The East Lancashire Deaf Society (ELDS) operates across Lancashire, supporting the deaf and hard of hearing community.
The charity has received two loans from Charity Bank, the first to assist with the redevelopment of their King’s Court building, and the second for the development of new activities. Managing Director Doug Alker shares how crucial these loans were in helping them to realise these ambitious projects.
“At ELDS, we continuously strive for the rights of deaf people. Our vision is to break down barriers and build a world where equal opportunities exist in education, employment, access and involvement. We provide a continually growing range of services that help deaf people to navigate social difficulties and exclusion, including offering advice, signposting and interpretation, as well as outreach support and childcare services. We put the independence of deaf people at the centre of everything we do; 70% of our management committee is profoundly deaf and all of our social activities are organised by deaf people.
“As we have grown, we have continued to expand to ensure the charity’s sustainability and find new ways to serve the deaf and hard of hearing community. In 2010, we received our first loan from Charity Bank to help us transform a derelict listed building into a business enterprise centre, Kings Court. The building now offers a wide range of services and office space to meet local business requirements, while also acting as a social enterprise providing employment opportunities for deaf people.

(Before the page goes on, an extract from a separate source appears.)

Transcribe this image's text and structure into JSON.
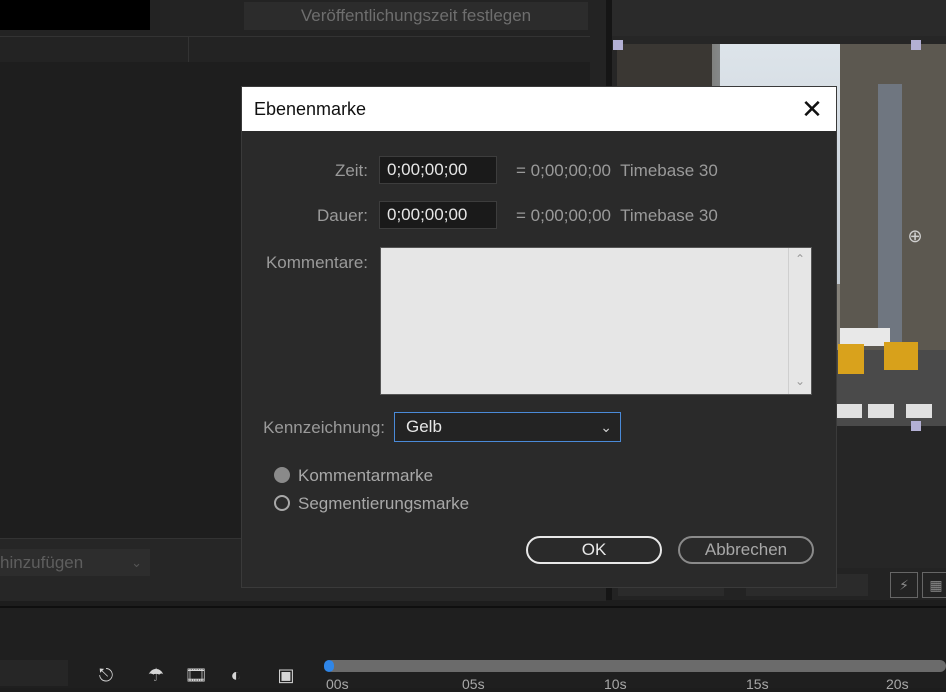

“We had spoken to other, mainstream lenders for this project but the overwhelming response we got was that it was too speculative. Charity Bank’s loan effectively rescued the project at the eleventh hour and led the way for other lenders to then come on board.
“With help from a second Charity Bank loan five years later, we converted part of another of our buildings into a training facility for a new apprenticeship scheme. This provides young deaf people with the opportunity to gain experience and confidence in a work environment. Some of the features of this training facility include state-of-the-art technology, a carpentry-training workshop with professional equipment, and a bespoke classroom for study. Many of these apprentices have gone on to progress into employment within one of ELDS’s social enterprises, such as the Courthouse Restaurant or Home Solutions, a BSL-friendly repair and gardening service.
“The work that Charity Bank does as a social lender is vital. Charity Bank looks beyond the financial aspect and has a genuine interest in what we’re doing and the potential social impact. It is also quite important to us that our interest payments go back into the social sector to aid other charities and projects.
“The social sector is concerned about our community and our environment. Therefore, the importance of investing wisely to help support charities and organisations in this sector is crucial and we would encourage everyone to consider this when choosing a bank to save or borrow from.”